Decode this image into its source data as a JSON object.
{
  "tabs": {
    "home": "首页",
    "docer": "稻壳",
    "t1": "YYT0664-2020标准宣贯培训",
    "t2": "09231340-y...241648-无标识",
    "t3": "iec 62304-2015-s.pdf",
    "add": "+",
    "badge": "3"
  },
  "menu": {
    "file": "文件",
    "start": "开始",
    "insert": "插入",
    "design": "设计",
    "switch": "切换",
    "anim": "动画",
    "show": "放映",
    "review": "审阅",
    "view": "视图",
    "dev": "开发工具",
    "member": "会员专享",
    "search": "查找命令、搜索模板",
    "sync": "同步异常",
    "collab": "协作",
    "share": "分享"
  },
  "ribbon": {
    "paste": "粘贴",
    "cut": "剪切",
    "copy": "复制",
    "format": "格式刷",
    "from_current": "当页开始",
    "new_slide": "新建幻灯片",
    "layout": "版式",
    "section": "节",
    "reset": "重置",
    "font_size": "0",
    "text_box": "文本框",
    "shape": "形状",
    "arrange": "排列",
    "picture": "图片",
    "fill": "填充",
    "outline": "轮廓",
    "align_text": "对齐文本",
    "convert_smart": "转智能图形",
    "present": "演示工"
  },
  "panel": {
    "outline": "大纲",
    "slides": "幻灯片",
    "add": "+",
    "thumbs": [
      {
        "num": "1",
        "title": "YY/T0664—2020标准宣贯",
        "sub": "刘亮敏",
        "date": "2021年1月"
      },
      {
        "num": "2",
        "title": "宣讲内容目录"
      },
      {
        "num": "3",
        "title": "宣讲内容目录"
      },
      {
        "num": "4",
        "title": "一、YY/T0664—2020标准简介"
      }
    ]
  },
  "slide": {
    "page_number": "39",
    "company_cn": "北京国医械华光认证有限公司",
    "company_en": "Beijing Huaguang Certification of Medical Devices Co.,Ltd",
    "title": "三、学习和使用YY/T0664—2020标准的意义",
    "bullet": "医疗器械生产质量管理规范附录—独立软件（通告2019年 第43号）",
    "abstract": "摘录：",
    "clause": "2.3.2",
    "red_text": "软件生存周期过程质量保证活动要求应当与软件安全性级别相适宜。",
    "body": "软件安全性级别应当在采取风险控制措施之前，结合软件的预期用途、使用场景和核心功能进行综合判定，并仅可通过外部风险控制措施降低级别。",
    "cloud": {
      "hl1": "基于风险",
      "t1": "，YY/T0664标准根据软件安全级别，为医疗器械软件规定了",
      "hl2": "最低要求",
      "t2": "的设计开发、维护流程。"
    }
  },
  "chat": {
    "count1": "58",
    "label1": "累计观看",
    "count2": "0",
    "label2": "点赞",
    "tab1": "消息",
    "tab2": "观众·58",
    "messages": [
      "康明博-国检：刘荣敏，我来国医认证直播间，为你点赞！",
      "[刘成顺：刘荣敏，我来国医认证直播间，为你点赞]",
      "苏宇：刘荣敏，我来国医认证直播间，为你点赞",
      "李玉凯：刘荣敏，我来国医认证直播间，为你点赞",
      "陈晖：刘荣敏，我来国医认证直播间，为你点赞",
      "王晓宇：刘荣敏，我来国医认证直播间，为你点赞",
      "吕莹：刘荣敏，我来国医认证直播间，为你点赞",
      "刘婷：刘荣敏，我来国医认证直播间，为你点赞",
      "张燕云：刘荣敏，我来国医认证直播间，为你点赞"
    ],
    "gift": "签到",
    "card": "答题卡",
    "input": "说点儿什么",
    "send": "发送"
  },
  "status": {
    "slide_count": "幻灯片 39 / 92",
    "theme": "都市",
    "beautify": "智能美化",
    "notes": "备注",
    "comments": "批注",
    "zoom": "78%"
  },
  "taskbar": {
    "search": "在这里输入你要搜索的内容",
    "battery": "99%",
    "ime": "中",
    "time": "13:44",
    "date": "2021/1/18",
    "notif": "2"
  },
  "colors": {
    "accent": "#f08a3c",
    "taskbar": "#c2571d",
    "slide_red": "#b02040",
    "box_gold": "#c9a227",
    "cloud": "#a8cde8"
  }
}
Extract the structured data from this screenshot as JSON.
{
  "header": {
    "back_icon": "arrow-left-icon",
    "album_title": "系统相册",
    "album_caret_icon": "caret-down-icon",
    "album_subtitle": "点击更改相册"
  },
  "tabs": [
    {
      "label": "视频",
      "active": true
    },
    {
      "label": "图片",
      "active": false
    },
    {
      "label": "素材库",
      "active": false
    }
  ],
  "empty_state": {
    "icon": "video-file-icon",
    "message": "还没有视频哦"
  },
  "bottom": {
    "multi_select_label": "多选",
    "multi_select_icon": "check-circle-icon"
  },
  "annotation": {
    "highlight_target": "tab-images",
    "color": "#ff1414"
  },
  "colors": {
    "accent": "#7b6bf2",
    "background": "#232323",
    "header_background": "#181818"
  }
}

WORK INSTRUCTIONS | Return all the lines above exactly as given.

WORKED SOLUTION |
Decode this image into its source data as a JSON object.
{
  "tabs": {
    "home": "首页",
    "docer": "稻壳",
    "t1": "YYT0664-2020标准宣贯培训",
    "t2": "09231340-y...241648-无标识",
    "t3": "iec 62304-2015-s.pdf",
    "add": "+",
    "badge": "3"
  },
  "menu": {
    "file": "文件",
    "start": "开始",
    "insert": "插入",
    "design": "设计",
    "switch": "切换",
    "anim": "动画",
    "show": "放映",
    "review": "审阅",
    "view": "视图",
    "dev": "开发工具",
    "member": "会员专享",
    "search": "查找命令、搜索模板",
    "sync": "同步异常",
    "collab": "协作",
    "share": "分享"
  },
  "ribbon": {
    "paste": "粘贴",
    "cut": "剪切",
    "copy": "复制",
    "format": "格式刷",
    "from_current": "当页开始",
    "new_slide": "新建幻灯片",
    "layout": "版式",
    "section": "节",
    "reset": "重置",
    "font_size": "0",
    "text_box": "文本框",
    "shape": "形状",
    "arrange": "排列",
    "picture": "图片",
    "fill": "填充",
    "outline": "轮廓",
    "align_text": "对齐文本",
    "convert_smart": "转智能图形",
    "present": "演示工"
  },
  "panel": {
    "outline": "大纲",
    "slides": "幻灯片",
    "add": "+",
    "thumbs": [
      {
        "num": "1",
        "title": "YY/T0664—2020标准宣贯",
        "sub": "刘亮敏",
        "date": "2021年1月"
      },
      {
        "num": "2",
        "title": "宣讲内容目录"
      },
      {
        "num": "3",
        "title": "宣讲内容目录"
      },
      {
        "num": "4",
        "title": "一、YY/T0664—2020标准简介"
      }
    ]
  },
  "slide": {
    "page_number": "39",
    "company_cn": "北京国医械华光认证有限公司",
    "company_en": "Beijing Huaguang Certification of Medical Devices Co.,Ltd",
    "title": "三、学习和使用YY/T0664—2020标准的意义",
    "bullet": "医疗器械生产质量管理规范附录—独立软件（通告2019年 第43号）",
    "abstract": "摘录：",
    "clause": "2.3.2",
    "red_text": "软件生存周期过程质量保证活动要求应当与软件安全性级别相适宜。",
    "body": "软件安全性级别应当在采取风险控制措施之前，结合软件的预期用途、使用场景和核心功能进行综合判定，并仅可通过外部风险控制措施降低级别。",
    "cloud": {
      "hl1": "基于风险",
      "t1": "，YY/T0664标准根据软件安全级别，为医疗器械软件规定了",
      "hl2": "最低要求",
      "t2": "的设计开发、维护流程。"
    }
  },
  "chat": {
    "count1": "58",
    "label1": "累计观看",
    "count2": "0",
    "label2": "点赞",
    "tab1": "消息",
    "tab2": "观众·58",
    "messages": [
      "康明博-国检：刘荣敏，我来国医认证直播间，为你点赞！",
      "[刘成顺：刘荣敏，我来国医认证直播间，为你点赞]",
      "苏宇：刘荣敏，我来国医认证直播间，为你点赞",
      "李玉凯：刘荣敏，我来国医认证直播间，为你点赞",
      "陈晖：刘荣敏，我来国医认证直播间，为你点赞",
      "王晓宇：刘荣敏，我来国医认证直播间，为你点赞",
      "吕莹：刘荣敏，我来国医认证直播间，为你点赞",
      "刘婷：刘荣敏，我来国医认证直播间，为你点赞",
      "张燕云：刘荣敏，我来国医认证直播间，为你点赞"
    ],
    "gift": "签到",
    "card": "答题卡",
    "input": "说点儿什么",
    "send": "发送"
  },
  "status": {
    "slide_count": "幻灯片 39 / 92",
    "theme": "都市",
    "beautify": "智能美化",
    "notes": "备注",
    "comments": "批注",
    "zoom": "78%"
  },
  "taskbar": {
    "search": "在这里输入你要搜索的内容",
    "battery": "99%",
    "ime": "中",
    "time": "13:44",
    "date": "2021/1/18",
    "notif": "2"
  },
  "colors": {
    "accent": "#f08a3c",
    "taskbar": "#c2571d",
    "slide_red": "#b02040",
    "box_gold": "#c9a227",
    "cloud": "#a8cde8"
  }
}
Extract the structured data from this screenshot as JSON.
{
  "header": {
    "back_icon": "arrow-left-icon",
    "album_title": "系统相册",
    "album_caret_icon": "caret-down-icon",
    "album_subtitle": "点击更改相册"
  },
  "tabs": [
    {
      "label": "视频",
      "active": true
    },
    {
      "label": "图片",
      "active": false
    },
    {
      "label": "素材库",
      "active": false
    }
  ],
  "empty_state": {
    "icon": "video-file-icon",
    "message": "还没有视频哦"
  },
  "bottom": {
    "multi_select_label": "多选",
    "multi_select_icon": "check-circle-icon"
  },
  "annotation": {
    "highlight_target": "tab-images",
    "color": "#ff1414"
  },
  "colors": {
    "accent": "#7b6bf2",
    "background": "#232323",
    "header_background": "#181818"
  }
}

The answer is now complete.